Facing shortages of food, water and ammunition, Percival capitulated on Feb.15, 1942. Torrance was a member of the surrender party that met Japanese general Tomoyuki Yamashita. The fall of Singapore was one of the worst defeats in British military history and a disaster for the Allies.

The Allied troops captured at Singapore now entered a long period of hell on earth. The Japanese government did not acknowledge the Geneva Convention which called for the humane treatment of prisoners of war.

The Japanese military followed a hard-line philosophy that held soldiers who had allowed themselves to be captured in contempt. The PoWs taken at Singapore were starved, beaten, used as slave labour and denied medical care. Officers didn’t fare much better than enlisted men. A third of the Allied soldiers in Japanese PoW camps died before the war ended.

Many of the prisoners were sent to Singapore’s Changi Prison where Torrance and other senior officers shared quarters with Percival. The British officers still had to maintain military discipline among their men.

They faced a very unusual conundrum. Under British military regulations it was a captive soldier’s duty to try to escape, if at all possible, and the Geneva Convention recognized that as a right. However, the Japanese camp commanders made it clear that anyone caught attempting to escape would be executed and that brutal punishments would then be inflicted on all prisoners, whether they were involved in escape plots or not.

The British officers therefore felt they had to discourage escape attempts, in direct contradiction to their official duty.

In August of 1942, Percival and all officers above the rank of colonel were transferred to a camp on the island of Formosa (now Taiwan) which they shared with American PoWs. Men died from the poor diet, malaria and frequent beatings. Many were worked to death. Japanese officers regularly humiliated the British and American officers in front of their men.

Torrance was later sent to a camp in Manchuria where, for a while, treatment of prisoners was better. But that was only for the benefit of a Red Cross inspection. Conditions soon returned to horrific.

Torrance was in a camp in Mukden, Manchuria, when he was finally liberated by Soviet troops after the Japanese surrender and sent to India. He returned to Canada in a very poor state of health.

Torrance had a summer home in the Muskokas and a winter home in Nassau in the Bahamas, but he frequently visited Guelph.

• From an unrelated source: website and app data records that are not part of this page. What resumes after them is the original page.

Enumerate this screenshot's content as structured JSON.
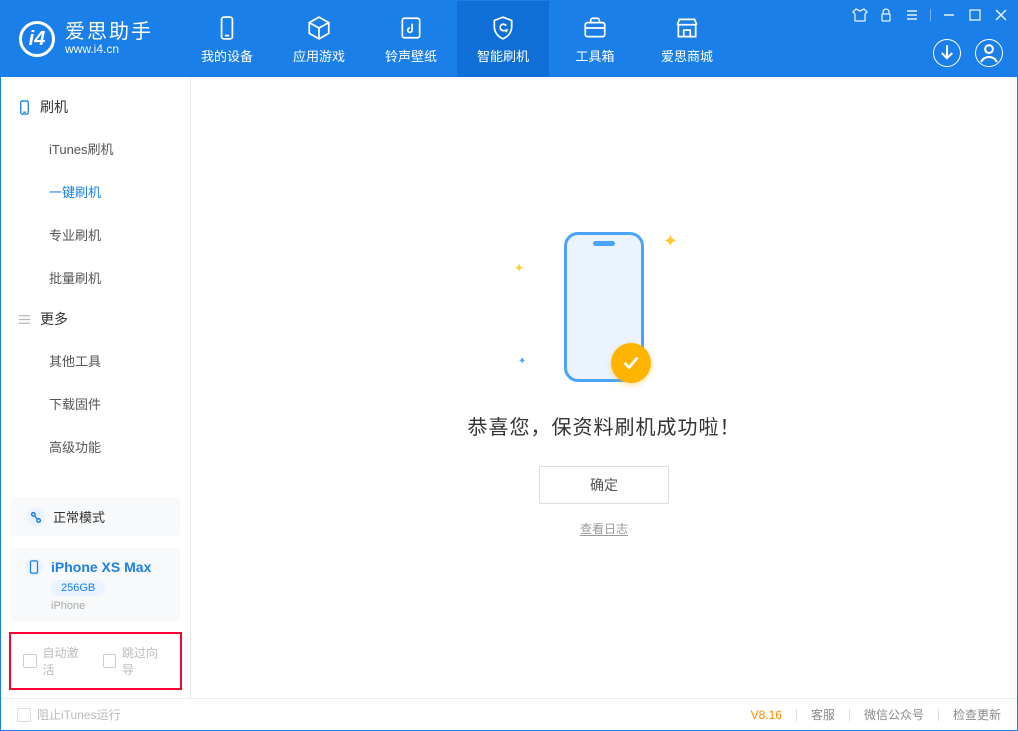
{
  "brand": {
    "title": "爱思助手",
    "subtitle": "www.i4.cn"
  },
  "nav": {
    "items": [
      {
        "label": "我的设备"
      },
      {
        "label": "应用游戏"
      },
      {
        "label": "铃声壁纸"
      },
      {
        "label": "智能刷机"
      },
      {
        "label": "工具箱"
      },
      {
        "label": "爱思商城"
      }
    ]
  },
  "sidebar": {
    "group1": {
      "title": "刷机",
      "items": [
        "iTunes刷机",
        "一键刷机",
        "专业刷机",
        "批量刷机"
      ]
    },
    "group2": {
      "title": "更多",
      "items": [
        "其他工具",
        "下载固件",
        "高级功能"
      ]
    }
  },
  "mode": {
    "label": "正常模式"
  },
  "device": {
    "name": "iPhone XS Max",
    "capacity": "256GB",
    "type": "iPhone"
  },
  "options": {
    "auto_activate": "自动激活",
    "skip_guide": "跳过向导"
  },
  "main": {
    "success_text": "恭喜您，保资料刷机成功啦！",
    "ok_label": "确定",
    "log_link": "查看日志"
  },
  "footer": {
    "block_itunes": "阻止iTunes运行",
    "version": "V8.16",
    "links": [
      "客服",
      "微信公众号",
      "检查更新"
    ]
  }
}
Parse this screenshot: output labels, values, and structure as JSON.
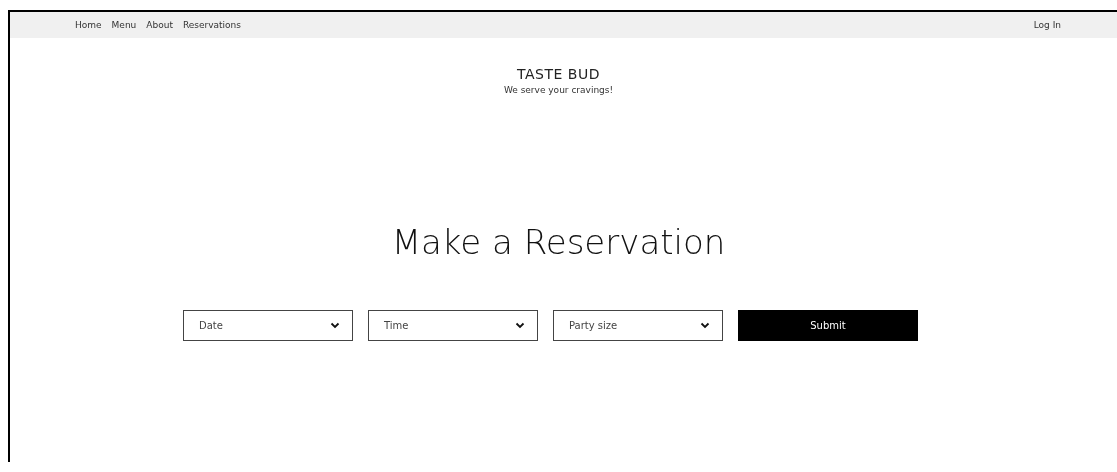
{
  "nav": {
    "links": [
      {
        "label": "Home"
      },
      {
        "label": "Menu"
      },
      {
        "label": "About"
      },
      {
        "label": "Reservations"
      }
    ],
    "login": "Log In"
  },
  "header": {
    "title": "TASTE BUD",
    "tagline": "We serve your cravings!"
  },
  "heading": "Make a Reservation",
  "form": {
    "fields": [
      {
        "placeholder": "Date"
      },
      {
        "placeholder": "Time"
      },
      {
        "placeholder": "Party size"
      }
    ],
    "submit": "Submit"
  }
}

He eventually bought the Guelph estate called Ker Cavan that had belonged to the Higinbotham family, to whom he was related.

Torrance died in Nassau on Oct. 15, 1958. He is buried in Woodlawn Memorial Park.

Torrance was among the officers King George VI awarded the Order of the British Empire for courage shown during the siege of Singapore.